THE PROBLEM
Output all entries verbatim.

───── DATA EXCERPTS ─────

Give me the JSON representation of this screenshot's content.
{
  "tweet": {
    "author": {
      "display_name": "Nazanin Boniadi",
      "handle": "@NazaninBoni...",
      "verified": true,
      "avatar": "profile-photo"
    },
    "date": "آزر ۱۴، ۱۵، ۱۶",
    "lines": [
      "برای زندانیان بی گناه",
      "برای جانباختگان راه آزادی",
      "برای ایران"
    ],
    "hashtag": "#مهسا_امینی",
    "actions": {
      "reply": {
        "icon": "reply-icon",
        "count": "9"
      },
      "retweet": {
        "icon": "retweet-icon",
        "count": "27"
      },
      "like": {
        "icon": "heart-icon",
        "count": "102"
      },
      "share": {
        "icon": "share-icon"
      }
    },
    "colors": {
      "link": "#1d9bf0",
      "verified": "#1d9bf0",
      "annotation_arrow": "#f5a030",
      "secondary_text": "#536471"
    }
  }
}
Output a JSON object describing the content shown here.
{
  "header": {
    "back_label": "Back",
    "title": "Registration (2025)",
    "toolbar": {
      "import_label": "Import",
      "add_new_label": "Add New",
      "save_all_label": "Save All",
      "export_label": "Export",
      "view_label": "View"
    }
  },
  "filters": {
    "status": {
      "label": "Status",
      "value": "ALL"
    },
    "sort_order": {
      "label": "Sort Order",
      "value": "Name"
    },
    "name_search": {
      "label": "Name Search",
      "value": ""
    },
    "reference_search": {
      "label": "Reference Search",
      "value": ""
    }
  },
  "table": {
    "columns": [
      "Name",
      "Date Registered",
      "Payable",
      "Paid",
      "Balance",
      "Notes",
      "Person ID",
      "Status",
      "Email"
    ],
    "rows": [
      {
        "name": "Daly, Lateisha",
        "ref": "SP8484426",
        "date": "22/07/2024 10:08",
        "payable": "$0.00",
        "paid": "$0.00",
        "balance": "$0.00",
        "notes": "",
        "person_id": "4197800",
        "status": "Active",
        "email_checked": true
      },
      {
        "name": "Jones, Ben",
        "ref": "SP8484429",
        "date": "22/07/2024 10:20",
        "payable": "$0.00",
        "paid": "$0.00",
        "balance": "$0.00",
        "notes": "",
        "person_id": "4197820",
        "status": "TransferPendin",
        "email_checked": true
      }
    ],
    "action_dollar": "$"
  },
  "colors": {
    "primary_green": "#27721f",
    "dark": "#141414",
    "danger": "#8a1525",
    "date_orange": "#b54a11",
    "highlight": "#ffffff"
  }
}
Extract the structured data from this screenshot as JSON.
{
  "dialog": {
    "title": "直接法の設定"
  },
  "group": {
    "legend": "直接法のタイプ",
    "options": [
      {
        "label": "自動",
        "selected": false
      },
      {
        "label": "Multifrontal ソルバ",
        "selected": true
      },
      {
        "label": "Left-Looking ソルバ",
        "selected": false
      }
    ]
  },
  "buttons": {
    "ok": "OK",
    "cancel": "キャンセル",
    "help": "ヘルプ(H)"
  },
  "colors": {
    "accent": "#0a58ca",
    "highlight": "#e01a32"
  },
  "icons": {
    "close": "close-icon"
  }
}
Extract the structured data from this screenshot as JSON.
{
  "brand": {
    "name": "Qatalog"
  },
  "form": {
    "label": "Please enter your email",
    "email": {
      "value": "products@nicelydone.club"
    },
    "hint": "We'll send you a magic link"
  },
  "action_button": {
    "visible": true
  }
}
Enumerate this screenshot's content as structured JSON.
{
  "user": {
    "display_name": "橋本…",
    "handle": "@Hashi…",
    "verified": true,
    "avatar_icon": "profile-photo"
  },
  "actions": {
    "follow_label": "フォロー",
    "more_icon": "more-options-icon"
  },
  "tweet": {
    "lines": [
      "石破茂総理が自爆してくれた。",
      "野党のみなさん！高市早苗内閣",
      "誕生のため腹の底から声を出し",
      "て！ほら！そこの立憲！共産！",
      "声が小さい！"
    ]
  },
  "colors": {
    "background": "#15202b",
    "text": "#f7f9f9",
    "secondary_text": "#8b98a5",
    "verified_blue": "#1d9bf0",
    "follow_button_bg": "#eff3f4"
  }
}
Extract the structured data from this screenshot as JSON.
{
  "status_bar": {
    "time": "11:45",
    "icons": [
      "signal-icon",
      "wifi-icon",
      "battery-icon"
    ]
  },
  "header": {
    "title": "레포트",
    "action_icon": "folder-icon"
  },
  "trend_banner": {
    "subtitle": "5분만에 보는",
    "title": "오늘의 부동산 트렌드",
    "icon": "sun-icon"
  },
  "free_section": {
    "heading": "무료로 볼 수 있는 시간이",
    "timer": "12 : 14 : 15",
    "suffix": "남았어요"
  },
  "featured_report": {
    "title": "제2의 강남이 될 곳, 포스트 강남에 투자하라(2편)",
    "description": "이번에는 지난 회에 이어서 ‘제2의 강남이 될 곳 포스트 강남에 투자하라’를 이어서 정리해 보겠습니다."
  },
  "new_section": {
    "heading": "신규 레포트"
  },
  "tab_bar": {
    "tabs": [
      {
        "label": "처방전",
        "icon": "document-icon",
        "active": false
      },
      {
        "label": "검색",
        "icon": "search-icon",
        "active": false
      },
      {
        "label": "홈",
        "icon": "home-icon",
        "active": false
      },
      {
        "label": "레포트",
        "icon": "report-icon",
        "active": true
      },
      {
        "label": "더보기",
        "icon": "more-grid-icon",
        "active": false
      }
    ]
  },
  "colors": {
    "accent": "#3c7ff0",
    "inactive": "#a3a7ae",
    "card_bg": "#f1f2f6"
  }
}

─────

OUTPUT OF THE TASK
Give me the JSON representation of this screenshot's content.
{
  "tweet": {
    "author": {
      "display_name": "Nazanin Boniadi",
      "handle": "@NazaninBoni...",
      "verified": true,
      "avatar": "profile-photo"
    },
    "date": "آزر ۱۴، ۱۵، ۱۶",
    "lines": [
      "برای زندانیان بی گناه",
      "برای جانباختگان راه آزادی",
      "برای ایران"
    ],
    "hashtag": "#مهسا_امینی",
    "actions": {
      "reply": {
        "icon": "reply-icon",
        "count": "9"
      },
      "retweet": {
        "icon": "retweet-icon",
        "count": "27"
      },
      "like": {
        "icon": "heart-icon",
        "count": "102"
      },
      "share": {
        "icon": "share-icon"
      }
    },
    "colors": {
      "link": "#1d9bf0",
      "verified": "#1d9bf0",
      "annotation_arrow": "#f5a030",
      "secondary_text": "#536471"
    }
  }
}
Output a JSON object describing the content shown here.
{
  "header": {
    "back_label": "Back",
    "title": "Registration (2025)",
    "toolbar": {
      "import_label": "Import",
      "add_new_label": "Add New",
      "save_all_label": "Save All",
      "export_label": "Export",
      "view_label": "View"
    }
  },
  "filters": {
    "status": {
      "label": "Status",
      "value": "ALL"
    },
    "sort_order": {
      "label": "Sort Order",
      "value": "Name"
    },
    "name_search": {
      "label": "Name Search",
      "value": ""
    },
    "reference_search": {
      "label": "Reference Search",
      "value": ""
    }
  },
  "table": {
    "columns": [
      "Name",
      "Date Registered",
      "Payable",
      "Paid",
      "Balance",
      "Notes",
      "Person ID",
      "Status",
      "Email"
    ],
    "rows": [
      {
        "name": "Daly, Lateisha",
        "ref": "SP8484426",
        "date": "22/07/2024 10:08",
        "payable": "$0.00",
        "paid": "$0.00",
        "balance": "$0.00",
        "notes": "",
        "person_id": "4197800",
        "status": "Active",
        "email_checked": true
      },
      {
        "name": "Jones, Ben",
        "ref": "SP8484429",
        "date": "22/07/2024 10:20",
        "payable": "$0.00",
        "paid": "$0.00",
        "balance": "$0.00",
        "notes": "",
        "person_id": "4197820",
        "status": "TransferPendin",
        "email_checked": true
      }
    ],
    "action_dollar": "$"
  },
  "colors": {
    "primary_green": "#27721f",
    "dark": "#141414",
    "danger": "#8a1525",
    "date_orange": "#b54a11",
    "highlight": "#ffffff"
  }
}
Extract the structured data from this screenshot as JSON.
{
  "dialog": {
    "title": "直接法の設定"
  },
  "group": {
    "legend": "直接法のタイプ",
    "options": [
      {
        "label": "自動",
        "selected": false
      },
      {
        "label": "Multifrontal ソルバ",
        "selected": true
      },
      {
        "label": "Left-Looking ソルバ",
        "selected": false
      }
    ]
  },
  "buttons": {
    "ok": "OK",
    "cancel": "キャンセル",
    "help": "ヘルプ(H)"
  },
  "colors": {
    "accent": "#0a58ca",
    "highlight": "#e01a32"
  },
  "icons": {
    "close": "close-icon"
  }
}
Extract the structured data from this screenshot as JSON.
{
  "brand": {
    "name": "Qatalog"
  },
  "form": {
    "label": "Please enter your email",
    "email": {
      "value": "products@nicelydone.club"
    },
    "hint": "We'll send you a magic link"
  },
  "action_button": {
    "visible": true
  }
}
Enumerate this screenshot's content as structured JSON.
{
  "user": {
    "display_name": "橋本…",
    "handle": "@Hashi…",
    "verified": true,
    "avatar_icon": "profile-photo"
  },
  "actions": {
    "follow_label": "フォロー",
    "more_icon": "more-options-icon"
  },
  "tweet": {
    "lines": [
      "石破茂総理が自爆してくれた。",
      "野党のみなさん！高市早苗内閣",
      "誕生のため腹の底から声を出し",
      "て！ほら！そこの立憲！共産！",
      "声が小さい！"
    ]
  },
  "colors": {
    "background": "#15202b",
    "text": "#f7f9f9",
    "secondary_text": "#8b98a5",
    "verified_blue": "#1d9bf0",
    "follow_button_bg": "#eff3f4"
  }
}
Extract the structured data from this screenshot as JSON.
{
  "status_bar": {
    "time": "11:45",
    "icons": [
      "signal-icon",
      "wifi-icon",
      "battery-icon"
    ]
  },
  "header": {
    "title": "레포트",
    "action_icon": "folder-icon"
  },
  "trend_banner": {
    "subtitle": "5분만에 보는",
    "title": "오늘의 부동산 트렌드",
    "icon": "sun-icon"
  },
  "free_section": {
    "heading": "무료로 볼 수 있는 시간이",
    "timer": "12 : 14 : 15",
    "suffix": "남았어요"
  },
  "featured_report": {
    "title": "제2의 강남이 될 곳, 포스트 강남에 투자하라(2편)",
    "description": "이번에는 지난 회에 이어서 ‘제2의 강남이 될 곳 포스트 강남에 투자하라’를 이어서 정리해 보겠습니다."
  },
  "new_section": {
    "heading": "신규 레포트"
  },
  "tab_bar": {
    "tabs": [
      {
        "label": "처방전",
        "icon": "document-icon",
        "active": false
      },
      {
        "label": "검색",
        "icon": "search-icon",
        "active": false
      },
      {
        "label": "홈",
        "icon": "home-icon",
        "active": false
      },
      {
        "label": "레포트",
        "icon": "report-icon",
        "active": true
      },
      {
        "label": "더보기",
        "icon": "more-grid-icon",
        "active": false
      }
    ]
  },
  "colors": {
    "accent": "#3c7ff0",
    "inactive": "#a3a7ae",
    "card_bg": "#f1f2f6"
  }
}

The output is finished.